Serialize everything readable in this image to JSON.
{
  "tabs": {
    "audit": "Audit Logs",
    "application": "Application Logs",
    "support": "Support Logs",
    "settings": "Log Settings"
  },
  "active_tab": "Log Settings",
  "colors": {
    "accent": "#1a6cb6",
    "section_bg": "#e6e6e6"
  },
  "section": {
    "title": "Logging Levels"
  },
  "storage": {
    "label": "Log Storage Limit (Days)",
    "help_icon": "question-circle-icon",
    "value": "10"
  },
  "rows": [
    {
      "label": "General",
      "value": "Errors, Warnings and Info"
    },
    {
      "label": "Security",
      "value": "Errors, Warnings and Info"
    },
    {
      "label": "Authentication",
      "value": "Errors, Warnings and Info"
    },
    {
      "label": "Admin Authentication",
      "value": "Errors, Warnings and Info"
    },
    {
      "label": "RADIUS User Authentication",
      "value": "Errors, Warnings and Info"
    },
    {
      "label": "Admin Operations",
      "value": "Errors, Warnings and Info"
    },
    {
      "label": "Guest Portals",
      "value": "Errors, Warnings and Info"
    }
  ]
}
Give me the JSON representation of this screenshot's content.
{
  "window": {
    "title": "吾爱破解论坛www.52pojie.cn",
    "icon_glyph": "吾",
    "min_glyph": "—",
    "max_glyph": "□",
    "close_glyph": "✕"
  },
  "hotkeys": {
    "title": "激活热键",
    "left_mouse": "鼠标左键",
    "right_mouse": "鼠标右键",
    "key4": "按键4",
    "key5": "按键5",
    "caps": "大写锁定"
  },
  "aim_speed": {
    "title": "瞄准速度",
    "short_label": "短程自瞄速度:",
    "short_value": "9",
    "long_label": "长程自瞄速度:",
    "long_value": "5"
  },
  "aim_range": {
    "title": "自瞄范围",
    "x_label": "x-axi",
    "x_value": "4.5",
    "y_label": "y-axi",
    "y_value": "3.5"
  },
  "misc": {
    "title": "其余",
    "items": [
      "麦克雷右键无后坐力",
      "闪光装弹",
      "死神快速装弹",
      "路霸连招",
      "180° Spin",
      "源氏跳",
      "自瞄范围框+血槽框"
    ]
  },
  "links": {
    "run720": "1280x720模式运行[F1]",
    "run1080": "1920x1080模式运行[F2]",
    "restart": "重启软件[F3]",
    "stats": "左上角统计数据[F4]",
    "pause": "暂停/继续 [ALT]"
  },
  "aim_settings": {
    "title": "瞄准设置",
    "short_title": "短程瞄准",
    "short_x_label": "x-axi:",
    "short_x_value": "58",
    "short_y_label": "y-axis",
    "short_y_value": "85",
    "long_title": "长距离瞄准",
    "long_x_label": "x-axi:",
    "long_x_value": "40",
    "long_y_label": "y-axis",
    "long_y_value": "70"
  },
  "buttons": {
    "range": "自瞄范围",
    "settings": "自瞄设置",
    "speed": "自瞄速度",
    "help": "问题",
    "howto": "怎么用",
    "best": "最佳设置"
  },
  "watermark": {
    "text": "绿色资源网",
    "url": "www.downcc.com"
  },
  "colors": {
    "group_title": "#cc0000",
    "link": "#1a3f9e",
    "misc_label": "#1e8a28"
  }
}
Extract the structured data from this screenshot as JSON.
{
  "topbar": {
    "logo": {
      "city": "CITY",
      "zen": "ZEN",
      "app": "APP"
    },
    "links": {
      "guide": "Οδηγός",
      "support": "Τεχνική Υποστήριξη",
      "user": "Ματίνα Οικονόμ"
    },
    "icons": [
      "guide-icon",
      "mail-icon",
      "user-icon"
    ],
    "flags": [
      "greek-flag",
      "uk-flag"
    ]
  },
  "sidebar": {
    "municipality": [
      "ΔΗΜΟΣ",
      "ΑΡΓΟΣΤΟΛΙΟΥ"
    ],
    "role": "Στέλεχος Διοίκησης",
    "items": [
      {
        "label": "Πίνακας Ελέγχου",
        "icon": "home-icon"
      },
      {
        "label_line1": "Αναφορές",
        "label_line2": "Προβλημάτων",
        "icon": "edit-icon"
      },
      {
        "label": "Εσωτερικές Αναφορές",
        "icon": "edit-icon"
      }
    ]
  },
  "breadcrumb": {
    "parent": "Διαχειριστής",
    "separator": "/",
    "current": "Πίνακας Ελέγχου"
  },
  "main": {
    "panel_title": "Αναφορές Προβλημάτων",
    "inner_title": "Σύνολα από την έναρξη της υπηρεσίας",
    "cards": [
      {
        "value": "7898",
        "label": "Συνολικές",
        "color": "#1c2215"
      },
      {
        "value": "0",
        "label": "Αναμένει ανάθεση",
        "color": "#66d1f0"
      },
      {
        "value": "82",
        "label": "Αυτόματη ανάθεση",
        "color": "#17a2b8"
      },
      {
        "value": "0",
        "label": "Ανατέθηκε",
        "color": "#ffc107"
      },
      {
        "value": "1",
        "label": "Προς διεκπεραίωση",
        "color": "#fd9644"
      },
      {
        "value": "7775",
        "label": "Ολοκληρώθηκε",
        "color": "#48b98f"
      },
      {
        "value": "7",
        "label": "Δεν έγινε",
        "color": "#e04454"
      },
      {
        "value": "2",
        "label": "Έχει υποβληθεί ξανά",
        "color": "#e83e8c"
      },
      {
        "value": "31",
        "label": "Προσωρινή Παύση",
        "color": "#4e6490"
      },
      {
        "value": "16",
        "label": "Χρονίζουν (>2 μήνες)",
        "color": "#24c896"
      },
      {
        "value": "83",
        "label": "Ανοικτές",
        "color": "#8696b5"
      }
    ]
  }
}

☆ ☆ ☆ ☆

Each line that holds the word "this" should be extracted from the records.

TASK ANSWER:
Serialize everything readable in this image to JSON.
Give me the JSON representation of this screenshot's content.
Extract the structured data from this screenshot as JSON.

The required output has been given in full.